Los Angeles’ Silver Lake neighborhood has transformed in the last two decades From a sleepy Eastside enclave to one of the city’s most dynamic creative communities. However, the majority of its housing stock has remained unchanged since the 1970s. The residential streets are made up of a mixture of historic houses and medieval “missing middle” duplexes, and fourplexes bungalows, which once housed the city’s resident population.
Currently, more density is needed. Not only to keep up with demand but to maintain a level of affordability in the housing market that has made it a huge part of the artists and ethnic communities responsible for giving the area its unique talents to a disadvantage. A new typology of “lost middle” housing has emerged, which has grown in scale and placement towards the edge of the neighborhood, along with commercial corridors and busy highways (where auto repair shops and warehouses once stood). With these changes, there is a need to bridge these new middle-lost communities to the neighborhoods and paths they are on.
Situated on a narrow infill in Silver Lake, Los Angeles, LOHA’s newest housing project, Dillon617 creatively integrates open and communal spaces into dense urban development, providing essential housing for this growing community.

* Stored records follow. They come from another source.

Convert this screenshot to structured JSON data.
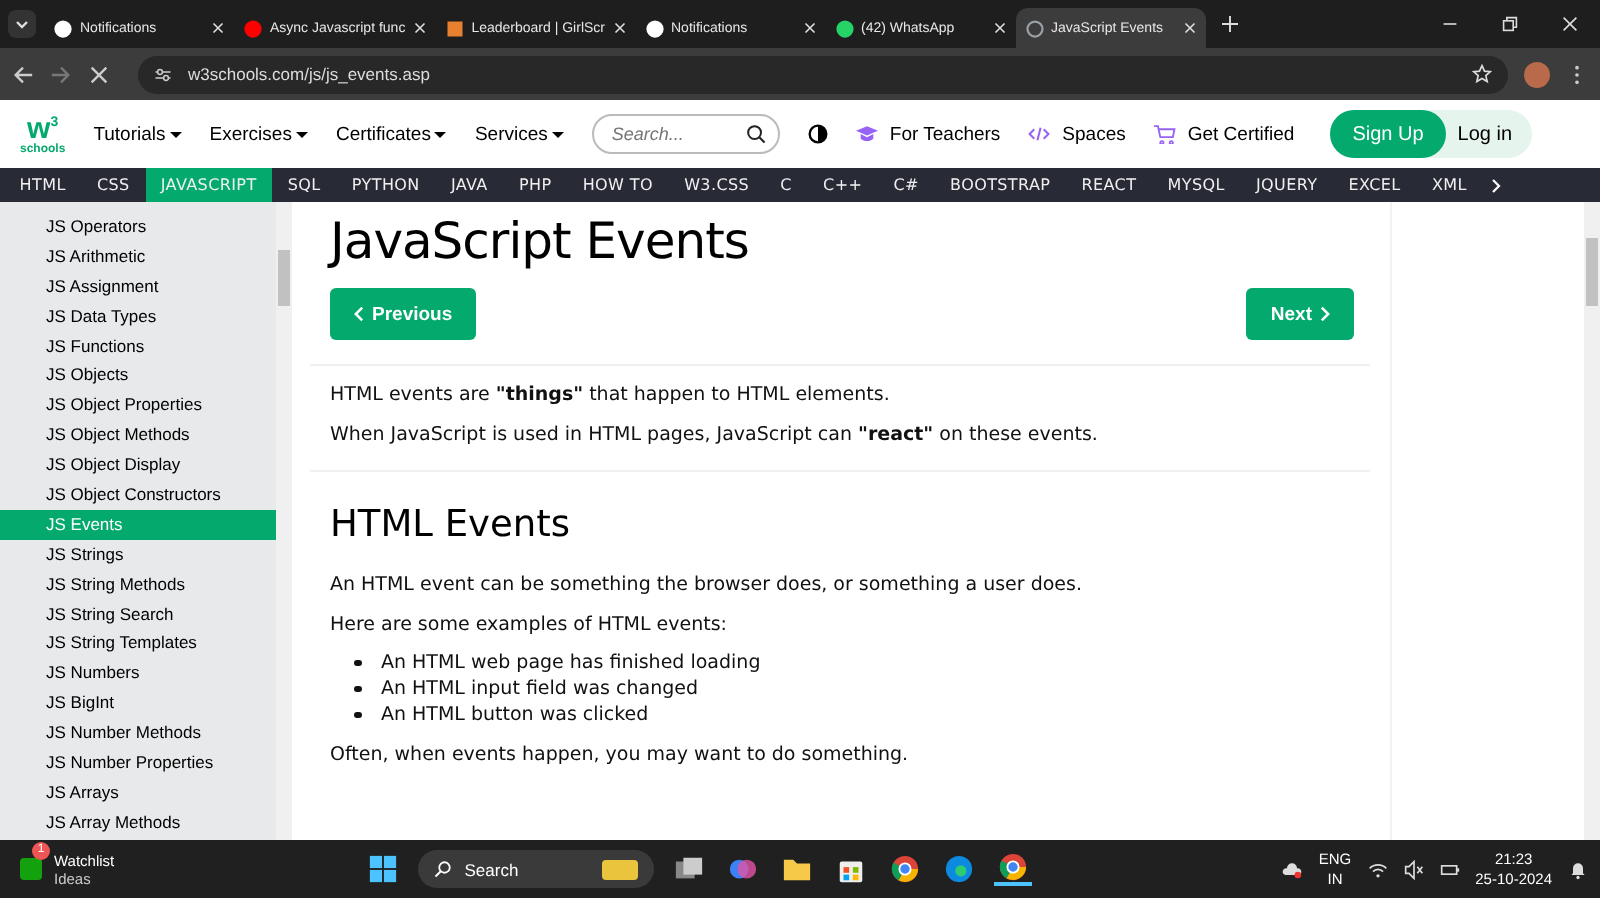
{
  "browser": {
    "tabs": [
      {
        "kind": "github",
        "title": "Notifications",
        "selected": false
      },
      {
        "kind": "youtube",
        "title": "Async Javascript func",
        "selected": false
      },
      {
        "kind": "leaderboard",
        "title": "Leaderboard | GirlScr",
        "selected": false
      },
      {
        "kind": "github",
        "title": "Notifications",
        "selected": false
      },
      {
        "kind": "whatsapp",
        "title": "(42) WhatsApp",
        "selected": false
      },
      {
        "kind": "loading",
        "title": "JavaScript Events",
        "selected": true
      }
    ],
    "url": "w3schools.com/js/js_events.asp"
  },
  "site_nav": {
    "logo_top": "w",
    "logo_sup": "3",
    "logo_bottom": "schools",
    "menus": [
      "Tutorials",
      "Exercises",
      "Certificates",
      "Services"
    ],
    "search": {
      "placeholder": "Search..."
    },
    "links": [
      {
        "kind": "teachers",
        "label": "For Teachers"
      },
      {
        "kind": "spaces",
        "label": "Spaces"
      },
      {
        "kind": "certified",
        "label": "Get Certified"
      }
    ],
    "signup": "Sign Up",
    "login": "Log in"
  },
  "topics": [
    {
      "label": "HTML",
      "selected": false
    },
    {
      "label": "CSS",
      "selected": false
    },
    {
      "label": "JAVASCRIPT",
      "selected": true
    },
    {
      "label": "SQL",
      "selected": false
    },
    {
      "label": "PYTHON",
      "selected": false
    },
    {
      "label": "JAVA",
      "selected": false
    },
    {
      "label": "PHP",
      "selected": false
    },
    {
      "label": "HOW TO",
      "selected": false
    },
    {
      "label": "W3.CSS",
      "selected": false
    },
    {
      "label": "C",
      "selected": false
    },
    {
      "label": "C++",
      "selected": false
    },
    {
      "label": "C#",
      "selected": false
    },
    {
      "label": "BOOTSTRAP",
      "selected": false
    },
    {
      "label": "REACT",
      "selected": false
    },
    {
      "label": "MYSQL",
      "selected": false
    },
    {
      "label": "JQUERY",
      "selected": false
    },
    {
      "label": "EXCEL",
      "selected": false
    },
    {
      "label": "XML",
      "selected": false
    }
  ],
  "sidebar": {
    "items": [
      {
        "label": "JS Operators",
        "selected": false
      },
      {
        "label": "JS Arithmetic",
        "selected": false
      },
      {
        "label": "JS Assignment",
        "selected": false
      },
      {
        "label": "JS Data Types",
        "selected": false
      },
      {
        "label": "JS Functions",
        "selected": false
      },
      {
        "label": "JS Objects",
        "selected": false
      },
      {
        "label": "JS Object Properties",
        "selected": false
      },
      {
        "label": "JS Object Methods",
        "selected": false
      },
      {
        "label": "JS Object Display",
        "selected": false
      },
      {
        "label": "JS Object Constructors",
        "selected": false
      },
      {
        "label": "JS Events",
        "selected": true
      },
      {
        "label": "JS Strings",
        "selected": false
      },
      {
        "label": "JS String Methods",
        "selected": false
      },
      {
        "label": "JS String Search",
        "selected": false
      },
      {
        "label": "JS String Templates",
        "selected": false
      },
      {
        "label": "JS Numbers",
        "selected": false
      },
      {
        "label": "JS BigInt",
        "selected": false
      },
      {
        "label": "JS Number Methods",
        "selected": false
      },
      {
        "label": "JS Number Properties",
        "selected": false
      },
      {
        "label": "JS Arrays",
        "selected": false
      },
      {
        "label": "JS Array Methods",
        "selected": false
      }
    ]
  },
  "article": {
    "title": "JavaScript Events",
    "prev": "Previous",
    "next": "Next",
    "intro": [
      "HTML events are **\"things\"** that happen to HTML elements.",
      "When JavaScript is used in HTML pages, JavaScript can **\"react\"** on these events."
    ],
    "heading": "HTML Events",
    "paragraphs": [
      "An HTML event can be something the browser does, or something a user does.",
      "Here are some examples of HTML events:"
    ],
    "bullets": [
      "An HTML web page has finished loading",
      "An HTML input field was changed",
      "An HTML button was clicked"
    ],
    "closing": "Often, when events happen, you may want to do something."
  },
  "taskbar": {
    "widget_title": "Watchlist",
    "widget_sub": "Ideas",
    "widget_badge": "1",
    "search": "Search",
    "lang": "ENG",
    "region": "IN",
    "time": "21:23",
    "date": "25-10-2024"
  }
}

The design of the Dillon617 stems from two long bars connected by an exterior walkway and pushed to one side of the property to allocate most of the site to a landscaped paseo. This movement creates a dynamic open space for residents and brings light and air deeper into the building. The south bar of the Dillon617 is pulled apart at each street front, opening the doorway of suitable projects to frame intimate moments that allow the building to be opened and exposed to street level.
The design further articulates the edge of this paseo by carving a stepped terrace out of the center pinpoint. These shared and semi-private terraces take advantage of southern exposure and concentrate public facilities to promote neighborly social interactions. These terraces are mirrored at a northern elevation to escape from surrounding buildings and parallel to the context. With checkered perforated balconies at long heights, the design ensures that every unit has access to the open space
The dark metal exterior adds an element of contrast by incorporating the corridor in bright white. It’s not just an aesthetic decision, but natural light reflections on pavements and units is one of several passive sustainable strategies. Solid metal siding compositions and perforated screens animate street-facing heights for a more accessible connection to the surrounding context, which is supported by the open-air pavement square.
As Los Angeles densifies, the inevitable conflict between multi-unit housing and homes becomes clearer. By combining the types of space found in the surrounding environment into a more compact buildings – intimate green spaces, terraced hillsides, and plazas – the LOHA’s design has allowed two different typologies to coexist.